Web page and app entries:

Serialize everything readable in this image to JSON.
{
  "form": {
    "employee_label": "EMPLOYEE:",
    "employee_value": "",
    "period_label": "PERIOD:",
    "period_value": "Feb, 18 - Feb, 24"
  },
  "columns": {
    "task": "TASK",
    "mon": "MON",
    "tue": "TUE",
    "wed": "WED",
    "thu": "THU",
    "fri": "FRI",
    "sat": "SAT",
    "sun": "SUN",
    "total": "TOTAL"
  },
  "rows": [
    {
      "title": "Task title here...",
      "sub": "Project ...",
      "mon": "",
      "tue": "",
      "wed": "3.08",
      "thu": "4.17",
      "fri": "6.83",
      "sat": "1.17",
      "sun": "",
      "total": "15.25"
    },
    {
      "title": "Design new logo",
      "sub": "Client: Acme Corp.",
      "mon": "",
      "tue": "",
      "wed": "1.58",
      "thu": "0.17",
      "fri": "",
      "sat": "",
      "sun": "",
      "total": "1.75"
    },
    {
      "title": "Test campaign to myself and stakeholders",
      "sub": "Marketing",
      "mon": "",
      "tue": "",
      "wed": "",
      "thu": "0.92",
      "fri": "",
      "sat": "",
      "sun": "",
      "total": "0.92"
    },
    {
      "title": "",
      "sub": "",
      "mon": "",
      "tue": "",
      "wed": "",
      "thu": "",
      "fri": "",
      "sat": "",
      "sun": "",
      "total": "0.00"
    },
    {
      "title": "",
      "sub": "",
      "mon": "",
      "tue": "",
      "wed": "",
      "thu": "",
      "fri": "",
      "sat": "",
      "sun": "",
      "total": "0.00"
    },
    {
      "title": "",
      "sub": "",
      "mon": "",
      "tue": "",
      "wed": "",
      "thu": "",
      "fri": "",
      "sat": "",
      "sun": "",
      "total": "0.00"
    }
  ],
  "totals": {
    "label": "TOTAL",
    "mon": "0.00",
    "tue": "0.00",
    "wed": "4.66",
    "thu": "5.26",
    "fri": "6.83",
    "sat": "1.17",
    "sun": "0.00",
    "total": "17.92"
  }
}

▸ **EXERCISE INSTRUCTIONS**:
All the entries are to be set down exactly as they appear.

▸ **RESULT OF THE TASK**:
Serialize everything readable in this image to JSON.
{
  "form": {
    "employee_label": "EMPLOYEE:",
    "employee_value": "",
    "period_label": "PERIOD:",
    "period_value": "Feb, 18 - Feb, 24"
  },
  "columns": {
    "task": "TASK",
    "mon": "MON",
    "tue": "TUE",
    "wed": "WED",
    "thu": "THU",
    "fri": "FRI",
    "sat": "SAT",
    "sun": "SUN",
    "total": "TOTAL"
  },
  "rows": [
    {
      "title": "Task title here...",
      "sub": "Project ...",
      "mon": "",
      "tue": "",
      "wed": "3.08",
      "thu": "4.17",
      "fri": "6.83",
      "sat": "1.17",
      "sun": "",
      "total": "15.25"
    },
    {
      "title": "Design new logo",
      "sub": "Client: Acme Corp.",
      "mon": "",
      "tue": "",
      "wed": "1.58",
      "thu": "0.17",
      "fri": "",
      "sat": "",
      "sun": "",
      "total": "1.75"
    },
    {
      "title": "Test campaign to myself and stakeholders",
      "sub": "Marketing",
      "mon": "",
      "tue": "",
      "wed": "",
      "thu": "0.92",
      "fri": "",
      "sat": "",
      "sun": "",
      "total": "0.92"
    },
    {
      "title": "",
      "sub": "",
      "mon": "",
      "tue": "",
      "wed": "",
      "thu": "",
      "fri": "",
      "sat": "",
      "sun": "",
      "total": "0.00"
    },
    {
      "title": "",
      "sub": "",
      "mon": "",
      "tue": "",
      "wed": "",
      "thu": "",
      "fri": "",
      "sat": "",
      "sun": "",
      "total": "0.00"
    },
    {
      "title": "",
      "sub": "",
      "mon": "",
      "tue": "",
      "wed": "",
      "thu": "",
      "fri": "",
      "sat": "",
      "sun": "",
      "total": "0.00"
    }
  ],
  "totals": {
    "label": "TOTAL",
    "mon": "0.00",
    "tue": "0.00",
    "wed": "4.66",
    "thu": "5.26",
    "fri": "6.83",
    "sat": "1.17",
    "sun": "0.00",
    "total": "17.92"
  }
}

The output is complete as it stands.